---------- Records shown ----------
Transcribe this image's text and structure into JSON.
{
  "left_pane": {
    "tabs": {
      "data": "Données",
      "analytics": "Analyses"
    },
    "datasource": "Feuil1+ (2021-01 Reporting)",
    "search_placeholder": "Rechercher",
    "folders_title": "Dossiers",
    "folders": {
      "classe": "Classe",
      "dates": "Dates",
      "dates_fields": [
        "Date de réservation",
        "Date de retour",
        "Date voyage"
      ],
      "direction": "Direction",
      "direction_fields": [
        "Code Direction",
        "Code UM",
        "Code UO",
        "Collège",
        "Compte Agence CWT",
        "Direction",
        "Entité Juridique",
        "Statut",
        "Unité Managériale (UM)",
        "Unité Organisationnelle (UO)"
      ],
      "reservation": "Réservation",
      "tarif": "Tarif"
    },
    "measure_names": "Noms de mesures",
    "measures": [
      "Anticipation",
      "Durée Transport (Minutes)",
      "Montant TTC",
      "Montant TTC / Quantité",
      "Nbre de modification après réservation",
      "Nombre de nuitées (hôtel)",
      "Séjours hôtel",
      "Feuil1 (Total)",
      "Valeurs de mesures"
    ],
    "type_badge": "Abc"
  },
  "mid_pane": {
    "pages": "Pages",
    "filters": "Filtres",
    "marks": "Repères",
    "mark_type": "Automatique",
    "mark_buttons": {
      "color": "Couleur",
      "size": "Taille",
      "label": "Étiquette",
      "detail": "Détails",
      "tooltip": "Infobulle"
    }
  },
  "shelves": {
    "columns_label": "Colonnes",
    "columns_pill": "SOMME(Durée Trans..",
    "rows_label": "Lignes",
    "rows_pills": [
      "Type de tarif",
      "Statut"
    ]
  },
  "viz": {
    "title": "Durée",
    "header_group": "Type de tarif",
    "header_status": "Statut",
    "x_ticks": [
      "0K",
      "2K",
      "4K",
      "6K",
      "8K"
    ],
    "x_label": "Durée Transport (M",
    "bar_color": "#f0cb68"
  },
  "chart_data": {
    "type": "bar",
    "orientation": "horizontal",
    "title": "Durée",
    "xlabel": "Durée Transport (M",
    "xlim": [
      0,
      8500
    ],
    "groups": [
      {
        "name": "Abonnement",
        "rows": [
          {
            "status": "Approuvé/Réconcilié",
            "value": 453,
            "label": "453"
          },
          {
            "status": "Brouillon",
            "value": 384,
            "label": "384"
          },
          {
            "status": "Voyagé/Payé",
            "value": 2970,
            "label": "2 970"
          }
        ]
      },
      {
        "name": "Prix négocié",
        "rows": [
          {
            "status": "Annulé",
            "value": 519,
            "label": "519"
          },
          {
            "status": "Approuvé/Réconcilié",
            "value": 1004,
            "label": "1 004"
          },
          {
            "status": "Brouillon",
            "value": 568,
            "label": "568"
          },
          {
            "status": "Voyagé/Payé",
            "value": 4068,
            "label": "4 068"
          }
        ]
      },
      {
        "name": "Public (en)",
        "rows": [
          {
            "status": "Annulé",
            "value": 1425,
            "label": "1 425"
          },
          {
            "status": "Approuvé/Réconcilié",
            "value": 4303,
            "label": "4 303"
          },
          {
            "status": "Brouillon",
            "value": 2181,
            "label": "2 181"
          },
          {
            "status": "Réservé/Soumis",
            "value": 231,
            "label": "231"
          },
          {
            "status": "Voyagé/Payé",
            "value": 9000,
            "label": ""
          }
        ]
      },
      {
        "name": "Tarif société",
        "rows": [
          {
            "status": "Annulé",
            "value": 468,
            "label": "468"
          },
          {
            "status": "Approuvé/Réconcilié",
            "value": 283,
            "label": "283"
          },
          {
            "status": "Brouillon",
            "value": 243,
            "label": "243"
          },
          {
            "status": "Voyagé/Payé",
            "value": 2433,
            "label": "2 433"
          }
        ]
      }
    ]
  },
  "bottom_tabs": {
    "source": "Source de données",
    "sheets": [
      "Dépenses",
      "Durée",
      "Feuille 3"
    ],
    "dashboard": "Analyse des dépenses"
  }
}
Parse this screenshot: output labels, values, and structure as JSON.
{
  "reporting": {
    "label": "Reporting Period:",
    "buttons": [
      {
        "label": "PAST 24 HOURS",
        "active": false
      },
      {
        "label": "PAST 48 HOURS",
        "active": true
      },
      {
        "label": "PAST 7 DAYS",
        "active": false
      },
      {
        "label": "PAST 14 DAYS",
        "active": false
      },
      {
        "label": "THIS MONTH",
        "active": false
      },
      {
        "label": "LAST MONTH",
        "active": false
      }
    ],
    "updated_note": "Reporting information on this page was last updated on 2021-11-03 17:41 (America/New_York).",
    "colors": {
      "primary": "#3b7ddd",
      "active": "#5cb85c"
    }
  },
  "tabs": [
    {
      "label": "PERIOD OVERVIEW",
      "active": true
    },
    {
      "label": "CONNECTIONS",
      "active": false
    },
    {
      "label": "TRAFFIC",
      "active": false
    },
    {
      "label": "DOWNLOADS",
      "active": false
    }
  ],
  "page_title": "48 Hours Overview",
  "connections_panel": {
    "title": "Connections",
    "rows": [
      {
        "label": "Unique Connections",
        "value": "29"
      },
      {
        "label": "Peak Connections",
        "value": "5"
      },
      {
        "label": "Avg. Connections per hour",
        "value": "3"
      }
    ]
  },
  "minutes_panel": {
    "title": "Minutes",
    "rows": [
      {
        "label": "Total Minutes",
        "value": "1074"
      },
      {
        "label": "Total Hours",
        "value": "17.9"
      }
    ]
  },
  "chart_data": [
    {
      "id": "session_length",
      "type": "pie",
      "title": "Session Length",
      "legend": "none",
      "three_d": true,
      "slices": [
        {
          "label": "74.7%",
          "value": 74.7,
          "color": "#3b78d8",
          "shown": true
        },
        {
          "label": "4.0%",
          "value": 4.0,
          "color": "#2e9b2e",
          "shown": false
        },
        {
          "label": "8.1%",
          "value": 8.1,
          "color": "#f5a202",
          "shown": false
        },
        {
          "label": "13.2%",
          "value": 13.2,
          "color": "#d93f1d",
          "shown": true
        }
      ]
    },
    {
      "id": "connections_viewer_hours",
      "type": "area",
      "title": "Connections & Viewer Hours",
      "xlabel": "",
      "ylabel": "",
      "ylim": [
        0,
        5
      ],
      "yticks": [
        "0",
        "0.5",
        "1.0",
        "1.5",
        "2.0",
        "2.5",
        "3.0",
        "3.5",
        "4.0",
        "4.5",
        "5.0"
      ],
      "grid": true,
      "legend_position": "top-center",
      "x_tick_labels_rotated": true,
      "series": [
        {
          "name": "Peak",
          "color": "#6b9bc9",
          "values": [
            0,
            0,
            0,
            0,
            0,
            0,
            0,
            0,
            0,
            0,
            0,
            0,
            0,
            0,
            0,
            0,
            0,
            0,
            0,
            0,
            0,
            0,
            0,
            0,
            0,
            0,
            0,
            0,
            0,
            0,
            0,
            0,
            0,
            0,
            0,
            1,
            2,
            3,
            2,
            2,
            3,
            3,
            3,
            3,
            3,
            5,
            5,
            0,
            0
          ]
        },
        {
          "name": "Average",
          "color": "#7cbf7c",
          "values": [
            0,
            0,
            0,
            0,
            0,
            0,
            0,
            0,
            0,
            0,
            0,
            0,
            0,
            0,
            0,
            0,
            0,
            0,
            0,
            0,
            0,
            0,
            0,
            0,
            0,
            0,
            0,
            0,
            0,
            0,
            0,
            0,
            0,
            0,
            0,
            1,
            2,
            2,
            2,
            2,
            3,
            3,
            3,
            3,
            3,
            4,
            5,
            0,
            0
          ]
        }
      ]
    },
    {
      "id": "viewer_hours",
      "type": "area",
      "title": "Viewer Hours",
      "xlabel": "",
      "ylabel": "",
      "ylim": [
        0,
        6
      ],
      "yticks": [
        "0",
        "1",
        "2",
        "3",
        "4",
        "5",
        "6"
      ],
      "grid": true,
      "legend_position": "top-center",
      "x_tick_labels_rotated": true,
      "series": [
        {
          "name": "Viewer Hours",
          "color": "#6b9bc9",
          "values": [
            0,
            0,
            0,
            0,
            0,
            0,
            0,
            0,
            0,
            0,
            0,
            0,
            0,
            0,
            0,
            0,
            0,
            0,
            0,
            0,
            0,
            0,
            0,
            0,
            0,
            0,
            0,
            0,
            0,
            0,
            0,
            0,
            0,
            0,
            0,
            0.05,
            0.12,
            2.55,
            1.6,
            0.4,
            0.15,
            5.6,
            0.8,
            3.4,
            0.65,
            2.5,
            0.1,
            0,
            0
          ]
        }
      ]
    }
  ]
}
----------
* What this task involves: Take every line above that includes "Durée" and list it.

* Answer section:
      "Durée Transport (Minutes)",
    "columns_pill": "SOMME(Durée Trans..",
    "title": "Durée",
    "x_label": "Durée Transport (M",
    "title": "Durée",
    "xlabel": "Durée Transport (M",
      "Durée",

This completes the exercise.